Abstract. The galaxy NGC 253 is a well-known nearby spiral galaxy showing numerous peculiar features (e.g. a nuclear ring, gas outflow, a bar, and a warp) which we study using tracers of the different gas phases. Its large starburst activity places NGC 253 among the most prominent extragalactic sources from the radio range over the entire IR range to X-rays. Whereas the X-rays trace the hottest gas component, the Halpha emission, e.g., shows the distribution of the ionized gas at several thousand Kelvin. The warm component of the neutral gas is best studied through the HI line emission, and CO is usually used as a tracer of the cold molecular gas phase.

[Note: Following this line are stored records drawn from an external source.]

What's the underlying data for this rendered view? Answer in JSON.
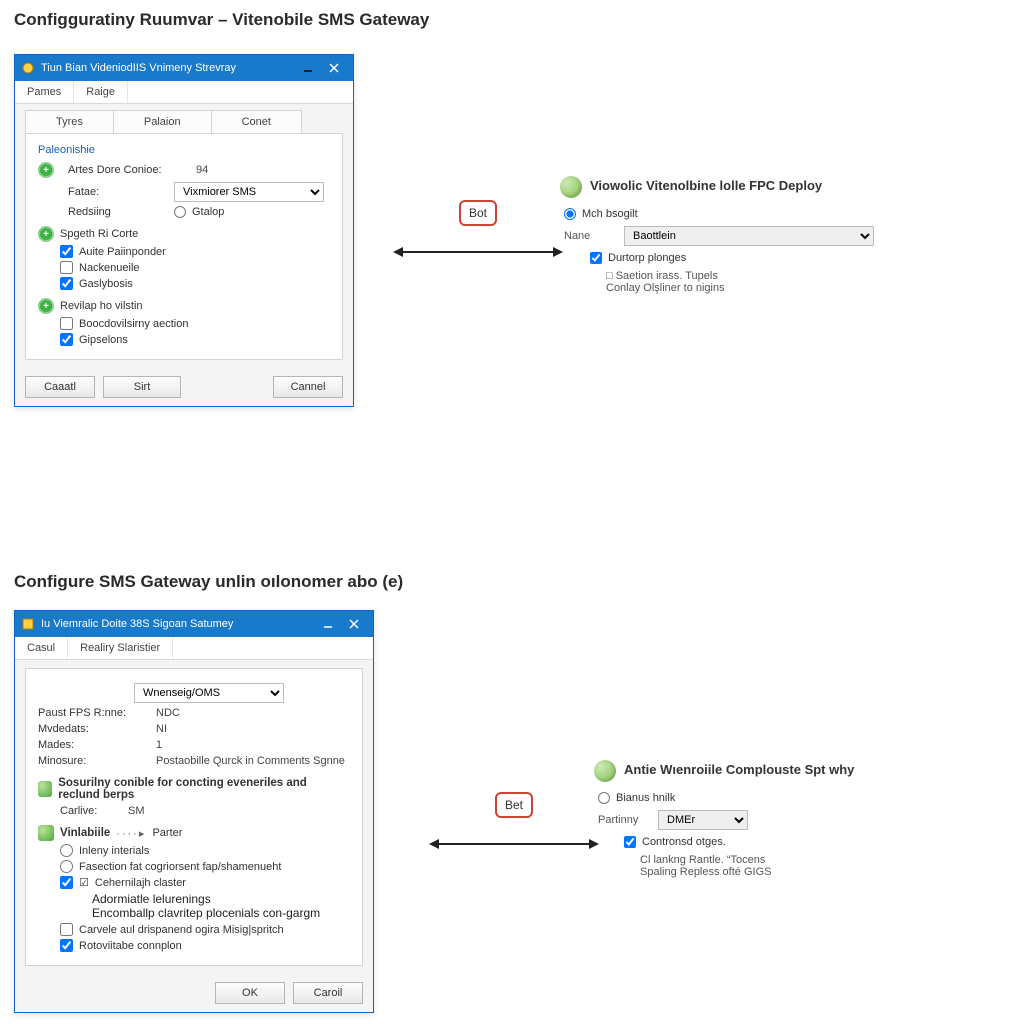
{
  "titles": {
    "top": "Configguratiny Ruumvar – Vitenobile SMS Gateway",
    "bottom": "Configure SMS Gateway unlin oılonomer abo (e)"
  },
  "window1": {
    "title": "Tiun Bian VideniodIIS Vnimeny Strevray",
    "tabs": [
      "Pames",
      "Raige"
    ],
    "subtabs": [
      "Tyres",
      "Palaion",
      "Conet"
    ],
    "group_title": "Paleonishie",
    "fields": {
      "artes_label": "Artes Dore Conioe:",
      "artes_value": "94",
      "fatae_label": "Fatae:",
      "fatae_value": "Vixmiorer SMS",
      "redsing_label": "Redsiing",
      "redsing_option": "Gtalop"
    },
    "sec1_header": "Spgeth Ri Corte",
    "sec1": {
      "c1": "Auite Paiinponder",
      "c2": "Nackenueile",
      "c3": "Gaslybosis"
    },
    "sec2_header": "Revilap ho vilstin",
    "sec2": {
      "c1": "Boocdovilsirny aection",
      "c2": "Gipselons"
    },
    "buttons": {
      "cancel_left": "Caaatl",
      "set": "Sirt",
      "cancel_right": "Cannel"
    }
  },
  "arrow1_label": "Bot",
  "rpanel1": {
    "heading": "Viowolic Vitenolbine lolle FPC Deploy",
    "radio_label": "Mch bsogilt",
    "none_label": "Nane",
    "none_value": "Baottlein",
    "c1": "Durtorp plonges",
    "sub1": "Saetion irass. Tupels",
    "sub2": "Conlay Olşliner to nigins"
  },
  "window2": {
    "title": "Iu Viemralic Doite 38S Sigoan Satumey",
    "tabs": [
      "Casul",
      "Realiry Slaristier"
    ],
    "top_combo": "Wnenseig/OMS",
    "fields": {
      "f1l": "Paust FPS R:nne:",
      "f1v": "NDC",
      "f2l": "Mvdedats:",
      "f2v": "NI",
      "f3l": "Mades:",
      "f3v": "1",
      "f4l": "Minosure:",
      "f4v": "Postaobille Qurck in Comments Sgnne"
    },
    "sec_conible": {
      "head": "Sosurilny conible for concting eveneriles and reclund berps",
      "carlive_lbl": "Carlive:",
      "carlive_val": "SM"
    },
    "sec_paner": {
      "head_left": "Vinlabiile",
      "head_right": "Parter",
      "r1": "Inleny interials",
      "r2": "Fasection fat cogriorsent fap/shamenueht",
      "c1": "Cehernilajh claster",
      "c1a": "Adormiatle lelurenings",
      "c1b": "Encomballp clavritep plocenials con-gargm",
      "c2": "Carvele aul drispanend ogira Misig|spritch",
      "c3": "Rotoviitabe connplon"
    },
    "buttons": {
      "ok": "OK",
      "cancel": "Caroil"
    }
  },
  "arrow2_label": "Bet",
  "rpanel2": {
    "heading": "Antie Wıenroiile Complouste Spt why",
    "radio_label": "Bianus hnilk",
    "partinny_label": "Partinny",
    "partinny_value": "DMEr",
    "c1": "Contronsd otges.",
    "sub1": "Cl lankng Rantle. “Tocens",
    "sub2": "Spaling Repless ofté GIGS"
  }
}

In this short contribution I concentrate on the neutral gas component of NGC 253 which we studied in HI with the Australia Telescope Compact Array (ATCA) and in CO (J=1-0) with the Swedish-ESO Submillimeter Telescope (SEST) at La Silla (Chile). In addition I will briefly summarize other molecular lines observed in NGC 253, which is in fact the richest extragalactic molecular source both in terms of line strength and number of molecular species detected.
First results of the HI observations have been published by Koribalski, Whiteoak, & Houghton (1995) . Whereas the HI emission traces the large-scale distribution and kinematics of the neutral atomic gas, the HI absorption against the central continuum emission allows a glimpse into the dynamics of the cool gas (T approx. 100 K) in the nuclear region.
Keywords. galaxies: individual (NGC 253) - galaxies: starburst.